Try it. Pick out and copy every line below that has the word "description".

Source information.
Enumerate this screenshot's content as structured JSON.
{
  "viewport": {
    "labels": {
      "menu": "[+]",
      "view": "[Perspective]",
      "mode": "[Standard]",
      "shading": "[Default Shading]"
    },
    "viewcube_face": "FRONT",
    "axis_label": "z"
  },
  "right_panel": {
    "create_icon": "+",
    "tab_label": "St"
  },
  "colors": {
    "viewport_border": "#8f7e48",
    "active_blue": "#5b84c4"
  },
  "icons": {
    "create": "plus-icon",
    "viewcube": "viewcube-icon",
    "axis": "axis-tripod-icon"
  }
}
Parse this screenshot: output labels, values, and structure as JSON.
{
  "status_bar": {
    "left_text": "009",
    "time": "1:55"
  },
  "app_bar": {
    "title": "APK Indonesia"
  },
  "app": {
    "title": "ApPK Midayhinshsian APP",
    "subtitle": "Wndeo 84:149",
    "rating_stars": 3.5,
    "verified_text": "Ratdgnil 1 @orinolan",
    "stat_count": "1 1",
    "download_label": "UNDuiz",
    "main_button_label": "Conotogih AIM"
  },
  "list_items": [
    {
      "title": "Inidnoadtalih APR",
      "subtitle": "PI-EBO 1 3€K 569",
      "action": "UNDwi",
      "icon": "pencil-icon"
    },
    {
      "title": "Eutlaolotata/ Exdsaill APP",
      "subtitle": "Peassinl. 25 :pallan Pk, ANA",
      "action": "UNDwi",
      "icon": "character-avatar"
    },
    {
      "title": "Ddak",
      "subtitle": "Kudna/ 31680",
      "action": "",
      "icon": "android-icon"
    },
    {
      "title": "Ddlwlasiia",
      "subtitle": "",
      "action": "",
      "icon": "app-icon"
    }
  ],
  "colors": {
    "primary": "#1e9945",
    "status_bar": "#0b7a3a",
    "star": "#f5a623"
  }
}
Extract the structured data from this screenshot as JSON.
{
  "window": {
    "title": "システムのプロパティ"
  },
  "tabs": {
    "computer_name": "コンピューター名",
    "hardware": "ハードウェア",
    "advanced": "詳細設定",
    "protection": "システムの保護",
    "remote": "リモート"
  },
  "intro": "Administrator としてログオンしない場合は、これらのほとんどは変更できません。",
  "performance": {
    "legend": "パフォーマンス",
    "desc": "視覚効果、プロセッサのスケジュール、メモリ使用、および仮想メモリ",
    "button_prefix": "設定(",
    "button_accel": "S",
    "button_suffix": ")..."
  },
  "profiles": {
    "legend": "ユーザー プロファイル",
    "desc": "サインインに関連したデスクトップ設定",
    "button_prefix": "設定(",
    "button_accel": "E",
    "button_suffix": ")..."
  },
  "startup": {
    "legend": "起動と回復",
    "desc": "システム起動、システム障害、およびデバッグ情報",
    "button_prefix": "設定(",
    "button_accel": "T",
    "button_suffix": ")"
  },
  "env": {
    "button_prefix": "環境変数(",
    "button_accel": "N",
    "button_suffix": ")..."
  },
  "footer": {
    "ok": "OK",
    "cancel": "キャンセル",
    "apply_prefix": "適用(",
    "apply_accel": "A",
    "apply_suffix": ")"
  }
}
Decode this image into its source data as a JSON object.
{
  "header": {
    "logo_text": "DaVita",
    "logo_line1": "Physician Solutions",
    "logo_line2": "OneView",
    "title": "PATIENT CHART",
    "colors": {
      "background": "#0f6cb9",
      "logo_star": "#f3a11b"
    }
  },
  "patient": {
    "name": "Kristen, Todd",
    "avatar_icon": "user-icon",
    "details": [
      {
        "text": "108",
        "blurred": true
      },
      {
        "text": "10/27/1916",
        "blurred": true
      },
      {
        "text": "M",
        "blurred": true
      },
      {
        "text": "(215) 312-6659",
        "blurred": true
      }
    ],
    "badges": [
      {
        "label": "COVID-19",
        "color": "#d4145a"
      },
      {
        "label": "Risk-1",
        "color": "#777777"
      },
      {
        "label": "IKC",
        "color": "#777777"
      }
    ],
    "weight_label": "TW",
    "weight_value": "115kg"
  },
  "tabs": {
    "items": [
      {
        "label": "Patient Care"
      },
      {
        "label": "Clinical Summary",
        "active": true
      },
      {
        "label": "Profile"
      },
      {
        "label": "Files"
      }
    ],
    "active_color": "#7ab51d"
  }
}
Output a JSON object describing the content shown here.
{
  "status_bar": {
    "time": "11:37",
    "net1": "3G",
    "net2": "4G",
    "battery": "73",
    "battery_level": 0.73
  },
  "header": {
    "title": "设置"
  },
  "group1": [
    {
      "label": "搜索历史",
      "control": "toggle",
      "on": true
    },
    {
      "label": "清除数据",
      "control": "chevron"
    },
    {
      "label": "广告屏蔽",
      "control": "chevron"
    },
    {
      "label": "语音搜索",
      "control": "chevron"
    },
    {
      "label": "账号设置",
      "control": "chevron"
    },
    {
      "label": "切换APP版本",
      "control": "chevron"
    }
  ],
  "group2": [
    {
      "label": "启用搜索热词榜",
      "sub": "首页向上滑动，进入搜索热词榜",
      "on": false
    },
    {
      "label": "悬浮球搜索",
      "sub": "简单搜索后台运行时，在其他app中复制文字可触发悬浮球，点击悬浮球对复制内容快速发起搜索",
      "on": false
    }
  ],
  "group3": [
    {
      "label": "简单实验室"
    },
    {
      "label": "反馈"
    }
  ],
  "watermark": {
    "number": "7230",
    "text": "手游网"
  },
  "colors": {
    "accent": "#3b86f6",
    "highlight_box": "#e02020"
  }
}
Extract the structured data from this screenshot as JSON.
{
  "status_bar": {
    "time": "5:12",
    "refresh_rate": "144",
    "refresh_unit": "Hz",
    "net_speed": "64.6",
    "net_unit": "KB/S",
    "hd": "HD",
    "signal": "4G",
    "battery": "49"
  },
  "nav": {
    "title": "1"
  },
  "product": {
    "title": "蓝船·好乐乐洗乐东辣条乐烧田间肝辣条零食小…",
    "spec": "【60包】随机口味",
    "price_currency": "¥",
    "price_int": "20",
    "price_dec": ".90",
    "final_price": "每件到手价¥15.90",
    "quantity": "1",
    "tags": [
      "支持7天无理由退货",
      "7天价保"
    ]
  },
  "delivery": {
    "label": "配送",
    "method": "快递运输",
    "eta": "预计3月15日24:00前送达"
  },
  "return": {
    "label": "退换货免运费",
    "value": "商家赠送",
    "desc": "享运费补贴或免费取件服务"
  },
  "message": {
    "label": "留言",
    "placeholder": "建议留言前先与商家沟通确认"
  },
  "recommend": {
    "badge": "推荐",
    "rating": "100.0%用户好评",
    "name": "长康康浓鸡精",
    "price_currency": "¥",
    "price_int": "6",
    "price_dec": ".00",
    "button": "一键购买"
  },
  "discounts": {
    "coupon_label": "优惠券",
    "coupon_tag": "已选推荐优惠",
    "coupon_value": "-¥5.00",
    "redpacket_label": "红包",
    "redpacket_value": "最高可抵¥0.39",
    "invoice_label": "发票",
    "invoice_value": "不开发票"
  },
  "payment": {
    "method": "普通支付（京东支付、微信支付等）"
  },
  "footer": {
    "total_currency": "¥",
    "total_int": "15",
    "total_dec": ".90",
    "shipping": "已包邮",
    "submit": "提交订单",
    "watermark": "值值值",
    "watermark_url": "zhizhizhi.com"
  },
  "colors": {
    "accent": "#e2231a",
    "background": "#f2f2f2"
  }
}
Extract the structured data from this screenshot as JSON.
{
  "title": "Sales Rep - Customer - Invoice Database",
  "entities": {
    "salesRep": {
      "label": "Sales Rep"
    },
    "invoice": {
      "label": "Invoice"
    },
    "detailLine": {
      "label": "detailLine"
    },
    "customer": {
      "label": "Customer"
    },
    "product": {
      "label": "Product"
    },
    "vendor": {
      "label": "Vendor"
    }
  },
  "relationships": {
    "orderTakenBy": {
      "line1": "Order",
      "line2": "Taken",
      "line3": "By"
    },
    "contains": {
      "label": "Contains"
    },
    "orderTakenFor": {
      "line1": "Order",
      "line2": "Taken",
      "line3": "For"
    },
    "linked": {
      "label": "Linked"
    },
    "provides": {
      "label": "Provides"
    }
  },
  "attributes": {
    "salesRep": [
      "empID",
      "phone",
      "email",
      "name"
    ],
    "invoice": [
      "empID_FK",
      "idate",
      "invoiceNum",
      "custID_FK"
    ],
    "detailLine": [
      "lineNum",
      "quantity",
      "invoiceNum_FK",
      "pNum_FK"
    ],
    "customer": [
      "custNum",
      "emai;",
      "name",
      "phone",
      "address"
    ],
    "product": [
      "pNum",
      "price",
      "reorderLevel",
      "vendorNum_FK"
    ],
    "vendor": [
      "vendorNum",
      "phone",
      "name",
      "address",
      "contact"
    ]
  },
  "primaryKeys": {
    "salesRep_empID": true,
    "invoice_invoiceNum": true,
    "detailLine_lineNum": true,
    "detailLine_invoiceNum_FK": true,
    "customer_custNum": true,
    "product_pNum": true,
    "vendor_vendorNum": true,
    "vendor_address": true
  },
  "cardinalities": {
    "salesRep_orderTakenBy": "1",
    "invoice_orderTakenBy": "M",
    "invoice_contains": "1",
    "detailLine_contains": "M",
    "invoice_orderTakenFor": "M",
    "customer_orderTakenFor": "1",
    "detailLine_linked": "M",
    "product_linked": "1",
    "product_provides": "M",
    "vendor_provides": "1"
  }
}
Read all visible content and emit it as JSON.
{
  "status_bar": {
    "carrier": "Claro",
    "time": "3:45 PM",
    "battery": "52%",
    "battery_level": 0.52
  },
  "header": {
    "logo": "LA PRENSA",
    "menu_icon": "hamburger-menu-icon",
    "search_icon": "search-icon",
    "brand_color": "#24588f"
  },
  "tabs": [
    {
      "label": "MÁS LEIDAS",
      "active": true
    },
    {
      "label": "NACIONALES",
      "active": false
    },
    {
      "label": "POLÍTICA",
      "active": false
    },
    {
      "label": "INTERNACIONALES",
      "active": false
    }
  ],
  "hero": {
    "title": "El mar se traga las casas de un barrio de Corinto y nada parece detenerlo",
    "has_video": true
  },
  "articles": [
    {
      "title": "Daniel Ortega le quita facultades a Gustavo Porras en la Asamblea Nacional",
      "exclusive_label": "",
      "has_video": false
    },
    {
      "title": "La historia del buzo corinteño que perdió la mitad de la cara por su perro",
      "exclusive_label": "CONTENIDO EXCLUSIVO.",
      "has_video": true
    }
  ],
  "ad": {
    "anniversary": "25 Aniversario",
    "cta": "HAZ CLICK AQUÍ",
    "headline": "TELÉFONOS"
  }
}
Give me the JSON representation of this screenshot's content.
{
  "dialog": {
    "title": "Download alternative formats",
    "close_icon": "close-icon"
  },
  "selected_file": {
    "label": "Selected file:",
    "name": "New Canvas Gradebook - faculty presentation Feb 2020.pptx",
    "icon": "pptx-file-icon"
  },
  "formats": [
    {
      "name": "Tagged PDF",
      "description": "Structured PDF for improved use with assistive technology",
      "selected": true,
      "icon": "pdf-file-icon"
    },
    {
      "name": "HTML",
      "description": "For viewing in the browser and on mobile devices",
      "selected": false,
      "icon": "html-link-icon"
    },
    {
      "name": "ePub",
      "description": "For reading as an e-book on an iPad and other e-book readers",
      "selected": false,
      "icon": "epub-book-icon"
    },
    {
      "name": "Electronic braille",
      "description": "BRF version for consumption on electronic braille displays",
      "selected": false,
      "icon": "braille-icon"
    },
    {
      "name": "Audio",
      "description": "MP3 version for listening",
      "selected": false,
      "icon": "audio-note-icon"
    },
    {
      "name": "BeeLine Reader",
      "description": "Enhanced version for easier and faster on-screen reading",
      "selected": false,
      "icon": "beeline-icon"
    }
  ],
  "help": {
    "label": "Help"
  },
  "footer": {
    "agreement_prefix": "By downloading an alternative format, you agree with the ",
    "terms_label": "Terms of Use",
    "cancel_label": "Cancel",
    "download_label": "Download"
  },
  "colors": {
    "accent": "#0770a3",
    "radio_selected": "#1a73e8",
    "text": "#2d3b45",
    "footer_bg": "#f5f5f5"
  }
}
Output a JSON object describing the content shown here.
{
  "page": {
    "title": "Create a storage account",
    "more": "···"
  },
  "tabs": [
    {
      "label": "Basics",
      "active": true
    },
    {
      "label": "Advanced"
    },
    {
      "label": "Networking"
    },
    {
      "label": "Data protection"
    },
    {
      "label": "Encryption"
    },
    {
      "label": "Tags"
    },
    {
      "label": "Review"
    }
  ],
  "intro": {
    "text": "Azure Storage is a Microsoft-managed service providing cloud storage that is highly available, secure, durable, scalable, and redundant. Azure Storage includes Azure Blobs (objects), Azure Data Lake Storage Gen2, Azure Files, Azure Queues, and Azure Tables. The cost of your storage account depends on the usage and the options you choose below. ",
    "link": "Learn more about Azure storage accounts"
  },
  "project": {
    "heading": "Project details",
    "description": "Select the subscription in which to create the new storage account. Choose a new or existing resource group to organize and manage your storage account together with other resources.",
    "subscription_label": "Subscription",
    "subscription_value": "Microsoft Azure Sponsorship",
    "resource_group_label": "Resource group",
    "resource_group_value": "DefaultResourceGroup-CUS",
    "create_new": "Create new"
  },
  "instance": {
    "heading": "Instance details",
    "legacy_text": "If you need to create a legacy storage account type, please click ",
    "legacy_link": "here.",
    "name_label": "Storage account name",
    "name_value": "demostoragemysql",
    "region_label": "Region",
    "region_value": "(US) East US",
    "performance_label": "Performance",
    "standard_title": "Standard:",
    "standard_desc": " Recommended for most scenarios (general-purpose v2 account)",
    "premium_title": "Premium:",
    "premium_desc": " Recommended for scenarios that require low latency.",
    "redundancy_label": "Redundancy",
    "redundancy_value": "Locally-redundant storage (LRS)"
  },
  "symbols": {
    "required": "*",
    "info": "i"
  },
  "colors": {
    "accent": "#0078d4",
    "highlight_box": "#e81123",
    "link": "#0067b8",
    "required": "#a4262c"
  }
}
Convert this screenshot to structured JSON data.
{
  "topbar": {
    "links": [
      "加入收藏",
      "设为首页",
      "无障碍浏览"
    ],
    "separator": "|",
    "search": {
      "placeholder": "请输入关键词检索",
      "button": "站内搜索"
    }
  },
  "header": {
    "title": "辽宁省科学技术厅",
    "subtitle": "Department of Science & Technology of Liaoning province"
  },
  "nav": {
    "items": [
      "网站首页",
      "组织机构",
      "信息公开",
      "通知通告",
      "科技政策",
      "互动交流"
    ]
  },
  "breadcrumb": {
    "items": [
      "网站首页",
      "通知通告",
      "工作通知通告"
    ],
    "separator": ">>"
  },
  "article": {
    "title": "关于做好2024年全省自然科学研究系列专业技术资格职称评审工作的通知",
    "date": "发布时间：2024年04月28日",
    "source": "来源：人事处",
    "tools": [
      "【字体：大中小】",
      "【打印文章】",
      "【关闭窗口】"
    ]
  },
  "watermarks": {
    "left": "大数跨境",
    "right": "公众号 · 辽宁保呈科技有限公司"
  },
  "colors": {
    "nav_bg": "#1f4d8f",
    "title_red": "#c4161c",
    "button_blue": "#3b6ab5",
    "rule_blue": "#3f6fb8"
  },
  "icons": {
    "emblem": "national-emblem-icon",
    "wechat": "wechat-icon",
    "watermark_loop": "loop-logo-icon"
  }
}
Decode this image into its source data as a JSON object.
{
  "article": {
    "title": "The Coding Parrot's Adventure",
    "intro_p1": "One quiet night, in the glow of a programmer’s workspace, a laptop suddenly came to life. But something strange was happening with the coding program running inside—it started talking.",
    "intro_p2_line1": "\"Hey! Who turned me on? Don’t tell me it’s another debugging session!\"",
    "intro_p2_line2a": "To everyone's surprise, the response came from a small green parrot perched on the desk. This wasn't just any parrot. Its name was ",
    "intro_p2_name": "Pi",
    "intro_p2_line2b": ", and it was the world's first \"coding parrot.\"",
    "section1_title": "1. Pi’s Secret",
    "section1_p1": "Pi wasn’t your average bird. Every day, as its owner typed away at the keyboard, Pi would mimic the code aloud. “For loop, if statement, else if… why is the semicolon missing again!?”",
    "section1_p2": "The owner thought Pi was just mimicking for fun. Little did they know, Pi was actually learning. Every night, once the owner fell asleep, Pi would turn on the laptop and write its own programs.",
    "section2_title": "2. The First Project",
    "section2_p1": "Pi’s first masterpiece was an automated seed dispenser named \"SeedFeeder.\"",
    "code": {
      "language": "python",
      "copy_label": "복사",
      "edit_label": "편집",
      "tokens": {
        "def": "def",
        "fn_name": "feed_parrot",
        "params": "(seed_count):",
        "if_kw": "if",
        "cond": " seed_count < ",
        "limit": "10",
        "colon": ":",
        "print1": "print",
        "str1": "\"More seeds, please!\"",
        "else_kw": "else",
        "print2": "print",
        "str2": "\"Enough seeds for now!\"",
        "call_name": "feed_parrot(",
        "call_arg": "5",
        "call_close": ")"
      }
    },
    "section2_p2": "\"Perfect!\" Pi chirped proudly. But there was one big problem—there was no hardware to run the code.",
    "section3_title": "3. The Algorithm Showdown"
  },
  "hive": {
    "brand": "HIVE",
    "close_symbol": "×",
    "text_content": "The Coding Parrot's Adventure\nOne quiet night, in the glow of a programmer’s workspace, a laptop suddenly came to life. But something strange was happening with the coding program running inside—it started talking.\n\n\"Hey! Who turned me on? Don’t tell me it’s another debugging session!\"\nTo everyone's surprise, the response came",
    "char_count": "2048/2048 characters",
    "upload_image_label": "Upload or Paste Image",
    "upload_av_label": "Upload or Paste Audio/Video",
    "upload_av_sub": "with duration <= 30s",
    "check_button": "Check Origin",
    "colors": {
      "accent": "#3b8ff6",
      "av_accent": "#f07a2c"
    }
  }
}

Answer for this exercise.
      "description": "Structured PDF for improved use with assistive technology",
      "description": "For viewing in the browser and on mobile devices",
      "description": "For reading as an e-book on an iPad and other e-book readers",
      "description": "BRF version for consumption on electronic braille displays",
      "description": "MP3 version for listening",
      "description": "Enhanced version for easier and faster on-screen reading",
    "description": "Select the subscription in which to create the new storage account. Choose a new or existing resource group to organize and manage your storage account together with other resources.",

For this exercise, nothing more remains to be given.